Update 05/22/09 – Solano – The California Department of Transportation (Caltrans) today announced the award of a contract to build a new Real McCoy (Ryer Island Ferry). The $4.3 million contract was awarded to Nicols Brothers, a boat building company located in Freeland, Washington.
Caltrans anticipates having the new vessel in operation by summer 2010. Upon delivery the new vessel will continue to provide non-stop service from State Route 84 in Rio Vista to Ryer Island in Solano County.

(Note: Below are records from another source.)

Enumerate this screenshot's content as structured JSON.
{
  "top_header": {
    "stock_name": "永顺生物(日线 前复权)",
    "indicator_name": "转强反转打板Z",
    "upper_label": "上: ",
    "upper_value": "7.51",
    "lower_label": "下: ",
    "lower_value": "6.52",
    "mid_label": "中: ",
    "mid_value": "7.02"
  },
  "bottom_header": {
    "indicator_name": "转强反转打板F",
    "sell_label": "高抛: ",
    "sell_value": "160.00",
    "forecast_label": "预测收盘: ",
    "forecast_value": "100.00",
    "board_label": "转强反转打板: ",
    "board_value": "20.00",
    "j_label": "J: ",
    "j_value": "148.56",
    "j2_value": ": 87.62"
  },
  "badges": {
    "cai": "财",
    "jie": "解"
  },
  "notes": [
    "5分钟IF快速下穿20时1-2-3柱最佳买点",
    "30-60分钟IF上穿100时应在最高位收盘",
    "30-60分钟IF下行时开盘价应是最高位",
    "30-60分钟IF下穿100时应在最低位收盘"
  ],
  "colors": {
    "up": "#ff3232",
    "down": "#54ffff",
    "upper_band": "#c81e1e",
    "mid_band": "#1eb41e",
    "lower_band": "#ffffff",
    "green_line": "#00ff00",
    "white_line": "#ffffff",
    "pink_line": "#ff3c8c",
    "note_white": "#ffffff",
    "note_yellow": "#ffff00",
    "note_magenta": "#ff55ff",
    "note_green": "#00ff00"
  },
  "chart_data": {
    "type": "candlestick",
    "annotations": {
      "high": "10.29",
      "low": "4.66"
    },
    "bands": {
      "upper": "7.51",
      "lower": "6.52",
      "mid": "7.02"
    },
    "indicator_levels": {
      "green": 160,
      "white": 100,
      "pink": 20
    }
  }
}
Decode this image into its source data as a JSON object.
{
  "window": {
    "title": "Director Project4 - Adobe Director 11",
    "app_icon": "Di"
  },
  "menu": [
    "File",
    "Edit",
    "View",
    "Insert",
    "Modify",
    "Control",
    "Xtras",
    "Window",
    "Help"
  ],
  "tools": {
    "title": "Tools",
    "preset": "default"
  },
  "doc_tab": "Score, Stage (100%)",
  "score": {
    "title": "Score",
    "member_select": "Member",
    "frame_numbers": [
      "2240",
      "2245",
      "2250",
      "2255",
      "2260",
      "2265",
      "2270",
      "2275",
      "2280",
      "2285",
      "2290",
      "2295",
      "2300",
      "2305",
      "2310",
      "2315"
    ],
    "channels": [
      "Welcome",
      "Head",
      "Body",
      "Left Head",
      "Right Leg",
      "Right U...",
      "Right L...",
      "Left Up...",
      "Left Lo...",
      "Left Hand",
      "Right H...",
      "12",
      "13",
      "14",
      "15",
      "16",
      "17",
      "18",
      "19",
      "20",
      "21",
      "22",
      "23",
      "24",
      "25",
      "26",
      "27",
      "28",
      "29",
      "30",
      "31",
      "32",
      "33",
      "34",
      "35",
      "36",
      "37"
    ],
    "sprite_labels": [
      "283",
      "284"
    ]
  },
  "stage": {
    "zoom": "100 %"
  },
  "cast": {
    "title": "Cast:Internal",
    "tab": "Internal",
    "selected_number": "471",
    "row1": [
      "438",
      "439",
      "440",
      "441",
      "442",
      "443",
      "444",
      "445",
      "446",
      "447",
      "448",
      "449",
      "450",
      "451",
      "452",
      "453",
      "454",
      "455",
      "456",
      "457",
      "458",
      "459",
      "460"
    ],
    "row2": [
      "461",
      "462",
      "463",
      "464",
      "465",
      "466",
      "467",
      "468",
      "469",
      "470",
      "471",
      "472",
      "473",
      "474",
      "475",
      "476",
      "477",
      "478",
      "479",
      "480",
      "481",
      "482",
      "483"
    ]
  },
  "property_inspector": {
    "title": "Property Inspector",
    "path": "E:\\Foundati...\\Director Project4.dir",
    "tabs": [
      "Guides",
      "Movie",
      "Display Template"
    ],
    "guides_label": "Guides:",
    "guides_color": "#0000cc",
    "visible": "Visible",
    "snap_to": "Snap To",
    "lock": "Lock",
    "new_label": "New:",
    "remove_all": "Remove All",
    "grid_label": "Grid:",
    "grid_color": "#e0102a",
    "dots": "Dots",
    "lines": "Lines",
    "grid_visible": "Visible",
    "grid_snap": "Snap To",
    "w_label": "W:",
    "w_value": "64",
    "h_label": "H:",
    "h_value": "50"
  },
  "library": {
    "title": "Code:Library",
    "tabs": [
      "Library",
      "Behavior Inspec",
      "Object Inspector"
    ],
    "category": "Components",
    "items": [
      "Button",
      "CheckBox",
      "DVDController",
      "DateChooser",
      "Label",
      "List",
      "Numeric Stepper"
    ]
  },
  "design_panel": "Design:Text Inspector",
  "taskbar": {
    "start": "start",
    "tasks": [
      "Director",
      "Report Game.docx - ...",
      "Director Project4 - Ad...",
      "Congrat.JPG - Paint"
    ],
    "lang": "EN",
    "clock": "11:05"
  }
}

Did you know that there are ferries in the Delta? When my children were much younger we spent a day island hoping, using roads and ferries to travel the Delta. Today there are only two ferries in the Delta that are available to the general public. These 2 ferries are actually part of our state highway system and are owned and operated by Caltrans and service Ryer Island, a farming and resort community with a population of approximately 400 people. Both ferries are free to ride.
The J-Mac, built in 1969, is a cable drawn ferry that carries about 4 cars or trucks at a time crossing Steamboat Slough to connect Grand Island to Ryer Island. The cruise generally takes about 3 minutes. It is sometimes referred to as the Steamboat Slough Ferry or Grand Island Ferry. This ferry is not recommended for RVs because of steep on and off ramps.
The Real McCoy, a Diesel-powered boat built in 1945, crosses Cache Slough providing non-stop service from State Route 84 in Rio Vista to Ryer Island. The vessel can take 6-8 vehicles, boats, RVs, trucks, busses, tractors and even mobile homes across this deep water channel section of the Sacramento River. The boat is called the Real McCoy, named after the engineer who designed it. The crossing is called the “Cache Slough Ferry Crossing ” according to CalTrans. To further confuse the issue, the roadway signs there (installed by CalTrans) call this same ferry the “Ryer Island Ferry” . So, whether you call it the Real McCoy, Cache Slough or Ryer Island ferry it operates year round, 24 hours per day, except for 20-minute lunch and dinner breaks and takes about 4 minutes shore to shore.
The Real McCoy has been dry-docked for internal and external hull repairs, refurbished propellers, extensive mechanical repairs, a new coat of paint and several upgrades to meet U.S. Coast Guard mandates since January 12. Caltrans expects the repairs to be completed and the ferry returned to service by February 22. After its return it will undergo a 7 day test period, during which it will still provide full-operations service for patrons.
Caltrans then plans to pull the J-Mack ferry in March for similar repairs.